The loss of brightness of the Betelgeuse star, which intrigued scientists, is about to be explained. The phenomenon is related to stellar spots of an extent never seen before.
A new hypothesis on the darkening of the Betelgeuse star has been advanced by researchers from the Max Planck Institute, reports the establishment in a press release.
Scientists previously believed that a cloud of dust, ejected by the star, had made it lose its luminosity. But the phenomenon actually comes from stellar spots, the study published in The Astrophysical Journal Letters reveals.
“The high-resolution images of Betelgeuse taken in December 2019 show areas of varying brightness. With our result, this is a clear indication of huge spots covering between 50 and 70% of the visible surface and having a temperature lower than the brighter photosphere,” explains Peter Scicluna, a researcher at the European Southern Observatory (ESO ), in the press release.
Huge stellar spots
Star spots are common on giant stars, such as Betelgeuse, but they have never been observed on such a scale.
The amount of these spots increases and decreases in a cycle of 11 years, if we refer to similar spots observed on our Sun. Scientists will now try to verify if this point cycle is true on Betelgeuse.
Betelgeuse is known to be one of the brightest stars in the sky, and it is 20 times more massive than the Sun and 1,000 times larger.
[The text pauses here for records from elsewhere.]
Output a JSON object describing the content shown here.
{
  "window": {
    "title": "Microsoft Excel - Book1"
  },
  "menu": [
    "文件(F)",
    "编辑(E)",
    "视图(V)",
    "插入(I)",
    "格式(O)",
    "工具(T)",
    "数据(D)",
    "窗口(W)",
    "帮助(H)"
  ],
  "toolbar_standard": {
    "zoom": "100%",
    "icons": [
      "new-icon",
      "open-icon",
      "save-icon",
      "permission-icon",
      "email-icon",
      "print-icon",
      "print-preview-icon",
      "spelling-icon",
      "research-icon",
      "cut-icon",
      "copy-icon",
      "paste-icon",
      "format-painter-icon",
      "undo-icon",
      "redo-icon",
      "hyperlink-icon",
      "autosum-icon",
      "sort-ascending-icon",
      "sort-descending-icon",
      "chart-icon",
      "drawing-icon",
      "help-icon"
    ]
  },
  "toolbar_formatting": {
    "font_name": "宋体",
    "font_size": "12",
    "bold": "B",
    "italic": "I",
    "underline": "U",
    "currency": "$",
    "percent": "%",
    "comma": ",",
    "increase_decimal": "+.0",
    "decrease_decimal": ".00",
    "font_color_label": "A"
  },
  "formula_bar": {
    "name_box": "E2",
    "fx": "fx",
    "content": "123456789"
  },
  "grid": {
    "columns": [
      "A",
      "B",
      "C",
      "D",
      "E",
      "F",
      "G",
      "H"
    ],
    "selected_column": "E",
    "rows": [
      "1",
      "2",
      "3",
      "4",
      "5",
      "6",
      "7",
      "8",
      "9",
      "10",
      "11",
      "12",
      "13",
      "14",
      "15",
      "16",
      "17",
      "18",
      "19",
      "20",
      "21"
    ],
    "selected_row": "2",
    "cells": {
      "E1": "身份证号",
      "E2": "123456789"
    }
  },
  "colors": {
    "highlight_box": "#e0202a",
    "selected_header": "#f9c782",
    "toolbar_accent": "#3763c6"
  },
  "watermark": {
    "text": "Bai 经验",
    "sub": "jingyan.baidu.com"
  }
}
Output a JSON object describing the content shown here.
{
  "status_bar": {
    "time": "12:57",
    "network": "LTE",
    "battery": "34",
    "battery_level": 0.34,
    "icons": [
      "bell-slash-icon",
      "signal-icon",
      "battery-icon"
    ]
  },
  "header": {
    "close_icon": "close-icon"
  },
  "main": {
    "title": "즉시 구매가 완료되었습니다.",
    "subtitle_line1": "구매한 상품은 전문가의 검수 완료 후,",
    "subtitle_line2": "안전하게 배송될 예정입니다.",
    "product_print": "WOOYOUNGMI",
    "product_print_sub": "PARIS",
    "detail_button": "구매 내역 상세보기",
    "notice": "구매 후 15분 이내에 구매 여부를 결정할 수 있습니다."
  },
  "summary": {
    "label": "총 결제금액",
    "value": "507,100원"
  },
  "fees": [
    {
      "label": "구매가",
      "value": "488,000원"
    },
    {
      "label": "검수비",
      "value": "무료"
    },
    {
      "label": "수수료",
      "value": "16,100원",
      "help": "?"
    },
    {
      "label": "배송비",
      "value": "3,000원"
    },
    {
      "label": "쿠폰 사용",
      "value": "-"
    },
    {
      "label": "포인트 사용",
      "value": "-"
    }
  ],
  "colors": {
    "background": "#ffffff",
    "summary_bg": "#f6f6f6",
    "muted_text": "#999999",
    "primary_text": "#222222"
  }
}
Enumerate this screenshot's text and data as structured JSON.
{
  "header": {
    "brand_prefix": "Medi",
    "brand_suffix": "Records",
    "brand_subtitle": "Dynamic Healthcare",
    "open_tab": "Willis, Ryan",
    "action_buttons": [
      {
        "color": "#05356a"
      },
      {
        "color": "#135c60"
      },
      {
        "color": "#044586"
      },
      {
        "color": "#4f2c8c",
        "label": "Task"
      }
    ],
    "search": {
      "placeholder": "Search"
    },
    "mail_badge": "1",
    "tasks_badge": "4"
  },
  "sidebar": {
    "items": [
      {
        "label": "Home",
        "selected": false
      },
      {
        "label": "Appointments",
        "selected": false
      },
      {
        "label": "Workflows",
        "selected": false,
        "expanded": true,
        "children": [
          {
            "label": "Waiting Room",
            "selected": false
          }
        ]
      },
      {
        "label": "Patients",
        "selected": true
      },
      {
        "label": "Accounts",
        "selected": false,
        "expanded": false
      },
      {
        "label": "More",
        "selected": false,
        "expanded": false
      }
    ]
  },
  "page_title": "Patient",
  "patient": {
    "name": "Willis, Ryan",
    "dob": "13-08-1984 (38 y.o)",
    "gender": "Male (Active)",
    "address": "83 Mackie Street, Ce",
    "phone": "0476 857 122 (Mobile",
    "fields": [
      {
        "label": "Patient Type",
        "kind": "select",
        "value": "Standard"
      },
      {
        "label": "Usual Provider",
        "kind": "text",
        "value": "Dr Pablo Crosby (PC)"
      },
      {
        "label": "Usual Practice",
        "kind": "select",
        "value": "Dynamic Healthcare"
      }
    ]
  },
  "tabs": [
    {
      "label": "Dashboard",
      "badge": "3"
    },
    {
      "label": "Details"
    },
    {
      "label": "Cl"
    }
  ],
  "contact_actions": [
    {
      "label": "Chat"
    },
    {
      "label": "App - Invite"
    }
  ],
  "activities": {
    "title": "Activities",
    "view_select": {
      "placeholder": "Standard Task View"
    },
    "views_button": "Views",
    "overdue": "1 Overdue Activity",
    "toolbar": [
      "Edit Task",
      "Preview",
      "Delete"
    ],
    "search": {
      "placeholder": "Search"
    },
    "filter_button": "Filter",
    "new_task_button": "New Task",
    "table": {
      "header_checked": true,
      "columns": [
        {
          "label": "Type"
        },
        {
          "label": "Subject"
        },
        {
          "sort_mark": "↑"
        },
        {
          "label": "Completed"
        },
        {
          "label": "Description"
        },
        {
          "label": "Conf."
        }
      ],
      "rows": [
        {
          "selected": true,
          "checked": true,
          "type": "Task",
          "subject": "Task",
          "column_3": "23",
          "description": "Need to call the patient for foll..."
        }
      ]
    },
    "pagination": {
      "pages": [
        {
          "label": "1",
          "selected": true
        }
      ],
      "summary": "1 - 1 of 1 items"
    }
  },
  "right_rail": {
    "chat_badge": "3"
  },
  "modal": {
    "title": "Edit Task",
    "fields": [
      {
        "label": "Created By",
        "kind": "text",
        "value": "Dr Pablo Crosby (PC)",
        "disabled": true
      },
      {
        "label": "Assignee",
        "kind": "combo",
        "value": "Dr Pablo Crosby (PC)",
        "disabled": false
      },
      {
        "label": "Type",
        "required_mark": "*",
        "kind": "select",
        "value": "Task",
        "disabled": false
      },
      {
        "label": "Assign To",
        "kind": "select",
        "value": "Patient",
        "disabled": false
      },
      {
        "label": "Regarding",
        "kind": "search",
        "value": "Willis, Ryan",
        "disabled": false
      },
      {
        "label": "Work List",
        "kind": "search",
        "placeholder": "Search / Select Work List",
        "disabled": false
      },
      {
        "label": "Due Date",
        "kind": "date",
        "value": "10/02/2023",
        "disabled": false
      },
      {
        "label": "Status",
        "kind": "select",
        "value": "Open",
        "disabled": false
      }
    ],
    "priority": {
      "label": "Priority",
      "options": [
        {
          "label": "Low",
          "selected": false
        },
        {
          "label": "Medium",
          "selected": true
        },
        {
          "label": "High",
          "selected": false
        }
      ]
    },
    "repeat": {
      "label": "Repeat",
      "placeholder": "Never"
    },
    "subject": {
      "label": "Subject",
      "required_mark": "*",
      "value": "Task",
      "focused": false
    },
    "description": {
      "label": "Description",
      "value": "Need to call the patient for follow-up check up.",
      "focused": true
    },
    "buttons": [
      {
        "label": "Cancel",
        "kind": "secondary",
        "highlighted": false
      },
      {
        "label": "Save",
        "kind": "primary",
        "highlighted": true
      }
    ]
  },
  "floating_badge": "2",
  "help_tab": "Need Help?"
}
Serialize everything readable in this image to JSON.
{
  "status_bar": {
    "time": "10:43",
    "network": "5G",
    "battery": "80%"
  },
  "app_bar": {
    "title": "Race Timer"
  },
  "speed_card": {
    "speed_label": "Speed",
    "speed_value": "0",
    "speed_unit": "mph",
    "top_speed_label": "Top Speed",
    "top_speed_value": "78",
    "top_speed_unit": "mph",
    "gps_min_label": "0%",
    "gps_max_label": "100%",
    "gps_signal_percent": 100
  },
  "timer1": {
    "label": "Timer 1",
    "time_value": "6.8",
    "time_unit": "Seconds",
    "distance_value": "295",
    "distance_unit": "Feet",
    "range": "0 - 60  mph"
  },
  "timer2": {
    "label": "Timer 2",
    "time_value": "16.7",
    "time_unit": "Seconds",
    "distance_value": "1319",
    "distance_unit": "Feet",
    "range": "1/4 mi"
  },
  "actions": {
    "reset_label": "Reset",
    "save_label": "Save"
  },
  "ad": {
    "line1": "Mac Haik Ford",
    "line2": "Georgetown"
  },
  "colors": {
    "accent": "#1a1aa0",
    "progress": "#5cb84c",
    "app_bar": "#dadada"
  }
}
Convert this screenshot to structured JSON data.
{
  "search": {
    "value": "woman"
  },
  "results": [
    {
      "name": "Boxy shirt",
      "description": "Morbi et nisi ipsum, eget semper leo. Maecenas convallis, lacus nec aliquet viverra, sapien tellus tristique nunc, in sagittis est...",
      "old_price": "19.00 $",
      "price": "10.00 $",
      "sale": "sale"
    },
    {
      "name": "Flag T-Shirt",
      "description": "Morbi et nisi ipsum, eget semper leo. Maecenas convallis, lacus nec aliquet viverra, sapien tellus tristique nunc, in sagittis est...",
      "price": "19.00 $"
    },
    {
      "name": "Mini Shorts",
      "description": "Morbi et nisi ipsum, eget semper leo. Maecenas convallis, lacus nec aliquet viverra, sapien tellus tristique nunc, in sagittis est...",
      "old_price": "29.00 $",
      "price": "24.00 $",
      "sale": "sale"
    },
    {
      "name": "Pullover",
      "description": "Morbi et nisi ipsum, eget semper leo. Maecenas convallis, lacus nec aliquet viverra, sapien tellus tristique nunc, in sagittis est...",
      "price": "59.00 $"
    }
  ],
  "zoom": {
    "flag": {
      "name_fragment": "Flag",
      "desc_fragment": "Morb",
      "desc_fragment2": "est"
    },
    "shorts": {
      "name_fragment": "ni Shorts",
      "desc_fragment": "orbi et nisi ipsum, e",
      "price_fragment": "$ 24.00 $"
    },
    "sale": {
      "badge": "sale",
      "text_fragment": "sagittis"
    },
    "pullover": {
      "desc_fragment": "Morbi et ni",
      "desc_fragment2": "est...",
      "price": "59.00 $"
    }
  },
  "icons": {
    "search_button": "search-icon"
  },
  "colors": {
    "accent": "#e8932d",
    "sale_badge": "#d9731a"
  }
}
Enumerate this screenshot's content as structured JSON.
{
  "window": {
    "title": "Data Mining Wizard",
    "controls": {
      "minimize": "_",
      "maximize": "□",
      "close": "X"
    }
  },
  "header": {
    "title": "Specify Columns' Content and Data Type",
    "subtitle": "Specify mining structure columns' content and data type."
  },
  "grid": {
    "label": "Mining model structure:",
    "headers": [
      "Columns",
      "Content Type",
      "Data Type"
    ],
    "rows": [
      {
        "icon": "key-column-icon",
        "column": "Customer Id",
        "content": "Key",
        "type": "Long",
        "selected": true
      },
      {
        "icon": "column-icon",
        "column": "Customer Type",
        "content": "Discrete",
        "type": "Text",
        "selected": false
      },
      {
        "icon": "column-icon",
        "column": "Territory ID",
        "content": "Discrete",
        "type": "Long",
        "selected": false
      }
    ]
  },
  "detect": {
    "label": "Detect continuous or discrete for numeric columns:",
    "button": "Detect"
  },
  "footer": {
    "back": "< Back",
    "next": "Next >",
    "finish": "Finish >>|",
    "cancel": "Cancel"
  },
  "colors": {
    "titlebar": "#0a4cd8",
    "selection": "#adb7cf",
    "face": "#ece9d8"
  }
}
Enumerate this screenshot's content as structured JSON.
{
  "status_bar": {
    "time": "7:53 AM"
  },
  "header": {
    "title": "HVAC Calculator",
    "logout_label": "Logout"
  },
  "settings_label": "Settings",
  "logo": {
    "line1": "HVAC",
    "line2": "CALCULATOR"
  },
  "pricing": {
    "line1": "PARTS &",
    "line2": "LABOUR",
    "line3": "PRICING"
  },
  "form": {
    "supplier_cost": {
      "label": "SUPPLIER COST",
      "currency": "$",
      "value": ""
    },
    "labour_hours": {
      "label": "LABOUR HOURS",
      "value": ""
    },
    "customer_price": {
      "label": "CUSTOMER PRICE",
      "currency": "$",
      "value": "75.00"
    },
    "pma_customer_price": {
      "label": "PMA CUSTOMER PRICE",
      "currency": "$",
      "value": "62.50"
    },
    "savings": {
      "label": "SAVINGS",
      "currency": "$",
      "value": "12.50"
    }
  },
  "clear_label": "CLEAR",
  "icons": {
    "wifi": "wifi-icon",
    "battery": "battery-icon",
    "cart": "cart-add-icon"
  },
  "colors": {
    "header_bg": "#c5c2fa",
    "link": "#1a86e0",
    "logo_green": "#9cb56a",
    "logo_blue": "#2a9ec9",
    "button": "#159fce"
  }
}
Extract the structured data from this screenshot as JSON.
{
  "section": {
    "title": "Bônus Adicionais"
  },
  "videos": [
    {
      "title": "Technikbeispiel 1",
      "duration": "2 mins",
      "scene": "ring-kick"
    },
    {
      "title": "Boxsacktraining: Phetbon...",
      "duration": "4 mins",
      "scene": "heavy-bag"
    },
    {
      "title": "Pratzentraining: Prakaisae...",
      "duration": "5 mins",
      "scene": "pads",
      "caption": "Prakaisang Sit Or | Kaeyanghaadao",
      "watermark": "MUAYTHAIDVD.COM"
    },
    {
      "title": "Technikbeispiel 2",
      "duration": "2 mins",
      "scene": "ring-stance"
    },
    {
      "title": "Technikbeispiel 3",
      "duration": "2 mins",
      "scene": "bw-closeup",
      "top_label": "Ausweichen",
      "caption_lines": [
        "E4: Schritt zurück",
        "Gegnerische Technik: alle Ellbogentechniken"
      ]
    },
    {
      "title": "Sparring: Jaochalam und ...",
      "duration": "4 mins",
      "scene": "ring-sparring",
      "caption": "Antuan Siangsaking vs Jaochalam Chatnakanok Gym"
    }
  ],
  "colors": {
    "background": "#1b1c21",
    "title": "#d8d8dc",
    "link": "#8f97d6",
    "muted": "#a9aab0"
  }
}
It is a red supergiant, a star at the end of its life.
The fall in brightness to around 40% of its normal value between October 2019 and April 2020 had surprised scientists, some even speculating on an impending supernova.